Experts think the entire cash advance industry is such as a predatory animal crouched by way of a water gap, waiting around for a target. » Most of my consumers are struck with a crisis that pushes them throughout the advantage,» stated Jan Brownlee, a therapist during the profit that is non Credit Counseling provider. «Most take up a loan that is payday low, at $100 or $200. But things that are then bad and additionally they borrow a tad bit more. By the right time they arrive at the maximum they could borrow, $400 or $500, they truly are sunk. That is two days of a paycheck, so that they borrowing cash for things they should .
«we have actually a customer who’s got eight separate payday advances, that will be unlawful.» Borrowers are required to signal a statement indicating they’ve no payday that is outstanding with other lenders. «because he is perpetrating fraud so he could be prosecuted.
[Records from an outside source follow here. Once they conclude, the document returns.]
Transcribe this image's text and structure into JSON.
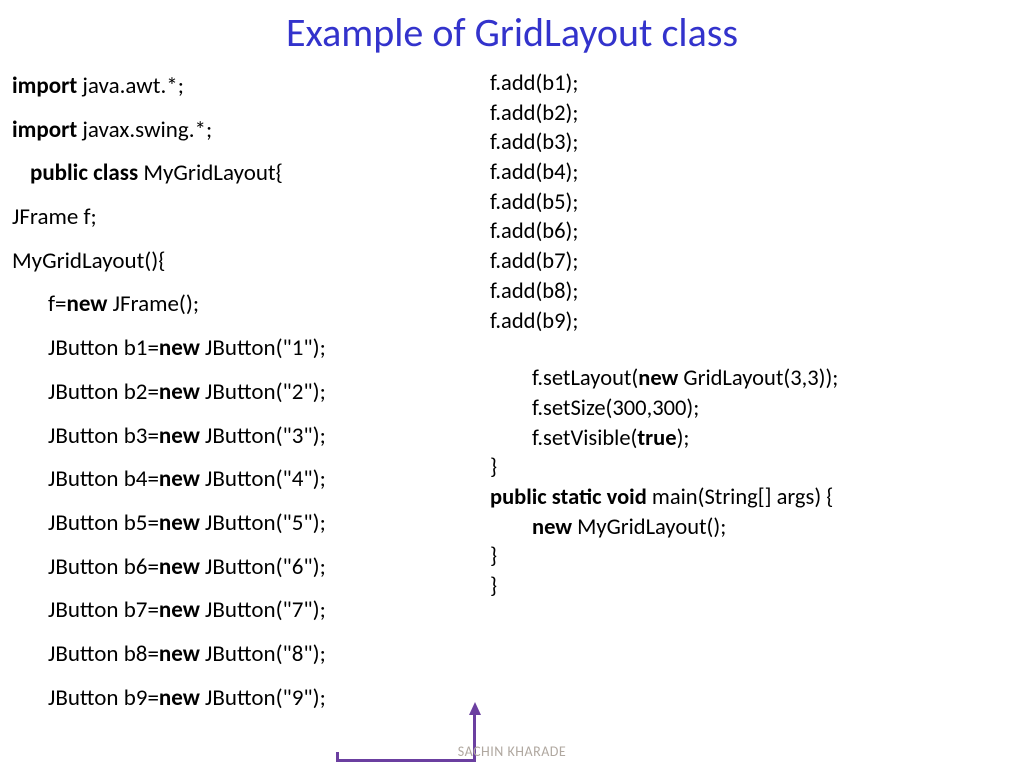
{
  "title": "Example of GridLayout class",
  "left": {
    "l1a": "import",
    "l1b": " java.awt.*;",
    "l2a": "import",
    "l2b": " javax.swing.*;",
    "l3a": "public class",
    "l3b": " MyGridLayout{",
    "l4": "JFrame f;",
    "l5": "MyGridLayout(){",
    "l6a": "f=",
    "l6b": "new",
    "l6c": " JFrame();",
    "l7a": "JButton b1=",
    "l7b": "new",
    "l7c": " JButton(\"1\");",
    "l8a": "JButton b2=",
    "l8b": "new",
    "l8c": " JButton(\"2\");",
    "l9a": "JButton b3=",
    "l9b": "new",
    "l9c": " JButton(\"3\");",
    "l10a": "JButton b4=",
    "l10b": "new",
    "l10c": " JButton(\"4\");",
    "l11a": "JButton b5=",
    "l11b": "new",
    "l11c": " JButton(\"5\");",
    "l12a": "JButton b6=",
    "l12b": "new",
    "l12c": " JButton(\"6\");",
    "l13a": "JButton b7=",
    "l13b": "new",
    "l13c": " JButton(\"7\");",
    "l14a": "JButton b8=",
    "l14b": "new",
    "l14c": " JButton(\"8\");",
    "l15a": "JButton b9=",
    "l15b": "new",
    "l15c": " JButton(\"9\");"
  },
  "right": {
    "r1": "f.add(b1);",
    "r2": "f.add(b2);",
    "r3": "f.add(b3);",
    "r4": "f.add(b4);",
    "r5": "f.add(b5);",
    "r6": "f.add(b6);",
    "r7": "f.add(b7);",
    "r8": "f.add(b8);",
    "r9": "f.add(b9);",
    "r10a": "f.setLayout(",
    "r10b": "new",
    "r10c": " GridLayout(3,3));",
    "r11": "f.setSize(300,300);",
    "r12a": "f.setVisible(",
    "r12b": "true",
    "r12c": ");",
    "r13": "}",
    "r14a": "public static void",
    "r14b": " main(String[] args) {",
    "r15a": "new",
    "r15b": " MyGridLayout();",
    "r16": "}",
    "r17": "}"
  },
  "footer": "SACHIN KHARADE"
}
But their situation came to exist because he lost their task and ended up being without earnings for four months.»
«The industry suits income that is low,» stated Brownlee. «If some body needs an automobile fix and borrows $500 and it is residing from paycheck to paycheck, just how is he going to show up with a supplementary $500 to cover the loan back?
«community is permitting straight down. The industry preys upon those who can least manage it. Banking institutions will maybe maybe maybe not provide tiny loans, which means industry is actually filling a necessity since there are lots of people on the market in this example. But it doesn’t make me feel any longer comfortable . It is legalized loan sharking, that is what it really is. If you are billing someone 400 or 500 per cent interest, that is legal loan sharking. That ought to be unlawful.»
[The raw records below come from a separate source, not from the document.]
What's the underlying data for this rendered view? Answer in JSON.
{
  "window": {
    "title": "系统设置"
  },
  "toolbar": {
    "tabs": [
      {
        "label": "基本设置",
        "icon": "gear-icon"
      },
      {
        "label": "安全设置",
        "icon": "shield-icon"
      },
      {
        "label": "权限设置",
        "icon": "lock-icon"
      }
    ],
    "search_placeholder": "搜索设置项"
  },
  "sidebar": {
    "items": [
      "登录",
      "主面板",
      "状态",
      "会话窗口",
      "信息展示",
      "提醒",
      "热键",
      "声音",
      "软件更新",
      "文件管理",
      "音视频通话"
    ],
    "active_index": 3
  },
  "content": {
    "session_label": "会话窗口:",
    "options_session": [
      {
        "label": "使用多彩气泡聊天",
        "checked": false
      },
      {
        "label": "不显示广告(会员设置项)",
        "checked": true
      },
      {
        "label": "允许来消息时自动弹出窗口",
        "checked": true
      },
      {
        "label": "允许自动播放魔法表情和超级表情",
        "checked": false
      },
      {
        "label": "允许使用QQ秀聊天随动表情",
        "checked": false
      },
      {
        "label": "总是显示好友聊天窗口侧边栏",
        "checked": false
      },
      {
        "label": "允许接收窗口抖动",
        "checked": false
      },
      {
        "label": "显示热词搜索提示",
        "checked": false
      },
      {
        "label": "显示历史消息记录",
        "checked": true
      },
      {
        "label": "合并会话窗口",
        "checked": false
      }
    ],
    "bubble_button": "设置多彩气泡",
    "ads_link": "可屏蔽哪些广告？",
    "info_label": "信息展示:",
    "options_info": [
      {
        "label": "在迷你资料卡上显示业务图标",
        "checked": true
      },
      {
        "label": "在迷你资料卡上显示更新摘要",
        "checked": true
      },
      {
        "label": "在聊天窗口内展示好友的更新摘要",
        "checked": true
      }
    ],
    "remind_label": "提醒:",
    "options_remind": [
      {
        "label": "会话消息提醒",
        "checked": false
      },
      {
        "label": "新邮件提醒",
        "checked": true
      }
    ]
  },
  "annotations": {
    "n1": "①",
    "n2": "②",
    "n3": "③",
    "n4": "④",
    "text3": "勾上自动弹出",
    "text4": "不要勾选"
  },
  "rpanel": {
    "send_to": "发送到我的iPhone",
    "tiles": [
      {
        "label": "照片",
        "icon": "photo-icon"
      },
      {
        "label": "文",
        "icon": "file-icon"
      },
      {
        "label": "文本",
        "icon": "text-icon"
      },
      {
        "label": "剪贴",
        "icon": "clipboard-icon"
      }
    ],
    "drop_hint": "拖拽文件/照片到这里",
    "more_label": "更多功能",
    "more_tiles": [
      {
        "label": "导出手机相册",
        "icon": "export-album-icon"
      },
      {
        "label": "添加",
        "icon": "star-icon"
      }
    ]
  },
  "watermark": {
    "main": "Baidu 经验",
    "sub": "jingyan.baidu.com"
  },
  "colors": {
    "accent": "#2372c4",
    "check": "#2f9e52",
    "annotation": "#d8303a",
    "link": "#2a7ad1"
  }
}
Relating to Brownlee, however, at least one payday lender shall show some compassion to its victims. Check Advance «will enable $20 a thirty days payments on principal [when a debtor is profoundly with debt]. It does not charge interest or fees that are late will minimize calling people [to harass them about their debts]. Although not every accepted destination does that.» Dennis Munczenski verifies Brownlee’s remarks. He claims their company attempts to assist borrowers avoid bankruptcy.
Counseling provider possesses financial obligation payment system. «We contact an individual’s creditors and renegotiate the terms of their debts,» stated McGrig of CCCS. «We inquire further to lessen , waive charges, waive interest, simply take smaller payments all designed to obtain the individual away from debt. This can be following a guidance session where we discuss spending plans and debts and incomes. It really is an extensive system.» Many consumers read about CCCS from credit unions and person to person. There are additionally television commercials that recommend individuals with financial obligation issues could possibly get counseling from the non revenue company.
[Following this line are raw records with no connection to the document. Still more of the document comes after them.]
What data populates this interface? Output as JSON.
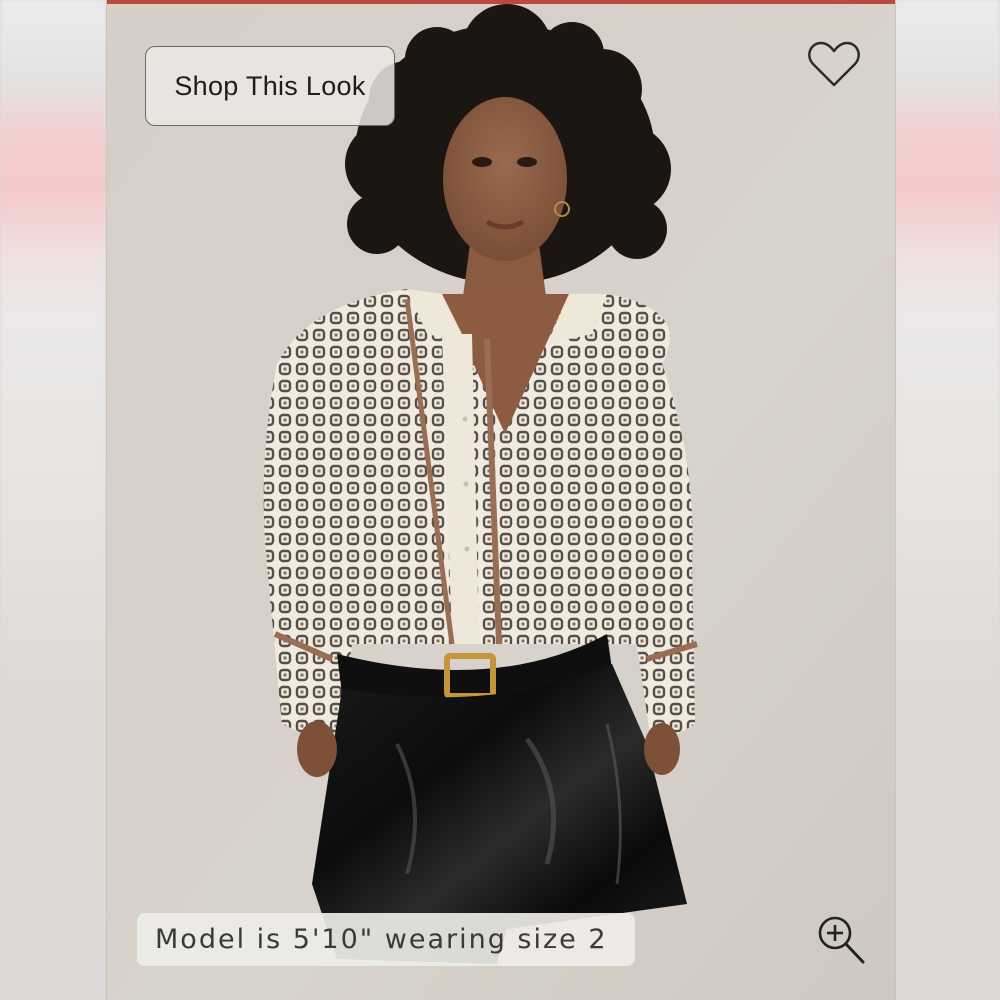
{
  "product_image": {
    "shop_look_label": "Shop This Look",
    "favorite_icon": "heart-outline-icon",
    "model_info": "Model is 5'10\" wearing size 2",
    "zoom_icon": "zoom-in-icon"
  },
  "colors": {
    "accent_rule": "#b94a3f",
    "photo_background": "#d7d1cb"
  }
}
ELOISE STARSON HAS desired guidance attempting to whittle straight straight down her cash advance debt a small at any given time. «Maybe the next occasion i’ll borrow just $400 and pay off $452 or something like that,» she stated. «i shall get any deeper. of myself being a target because We haven’t had the opportunity to obtain free and possess been stuck.» The very good news in her life her child has returned coping with her. «She don’t appreciate being in prison,» stated Starson. » did not want it, either.»